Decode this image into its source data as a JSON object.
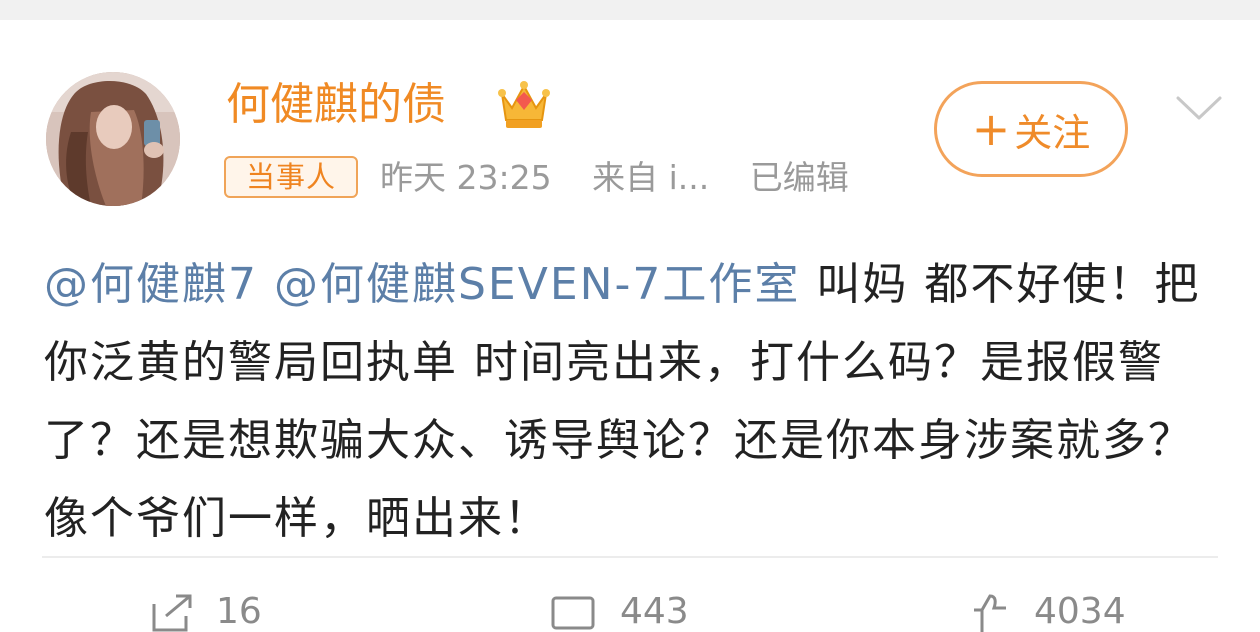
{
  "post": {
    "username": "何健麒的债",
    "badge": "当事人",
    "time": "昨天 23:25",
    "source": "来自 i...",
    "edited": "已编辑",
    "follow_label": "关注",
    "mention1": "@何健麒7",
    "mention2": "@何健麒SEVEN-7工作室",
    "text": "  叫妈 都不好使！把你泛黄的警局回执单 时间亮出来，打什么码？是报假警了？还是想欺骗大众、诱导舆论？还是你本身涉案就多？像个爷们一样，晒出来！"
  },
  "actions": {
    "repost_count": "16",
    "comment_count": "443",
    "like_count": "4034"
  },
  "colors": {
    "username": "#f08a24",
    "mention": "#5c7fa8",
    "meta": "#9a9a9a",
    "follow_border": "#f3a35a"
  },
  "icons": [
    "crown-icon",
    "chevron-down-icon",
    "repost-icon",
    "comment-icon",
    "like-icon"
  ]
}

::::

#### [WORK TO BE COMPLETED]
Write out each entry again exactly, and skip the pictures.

#### [REPLY]
Decode this image into its source data as a JSON object.
{
  "post": {
    "username": "何健麒的债",
    "badge": "当事人",
    "time": "昨天 23:25",
    "source": "来自 i...",
    "edited": "已编辑",
    "follow_label": "关注",
    "mention1": "@何健麒7",
    "mention2": "@何健麒SEVEN-7工作室",
    "text": "  叫妈 都不好使！把你泛黄的警局回执单 时间亮出来，打什么码？是报假警了？还是想欺骗大众、诱导舆论？还是你本身涉案就多？像个爷们一样，晒出来！"
  },
  "actions": {
    "repost_count": "16",
    "comment_count": "443",
    "like_count": "4034"
  },
  "colors": {
    "username": "#f08a24",
    "mention": "#5c7fa8",
    "meta": "#9a9a9a",
    "follow_border": "#f3a35a"
  },
  "icons": [
    "crown-icon",
    "chevron-down-icon",
    "repost-icon",
    "comment-icon",
    "like-icon"
  ]
}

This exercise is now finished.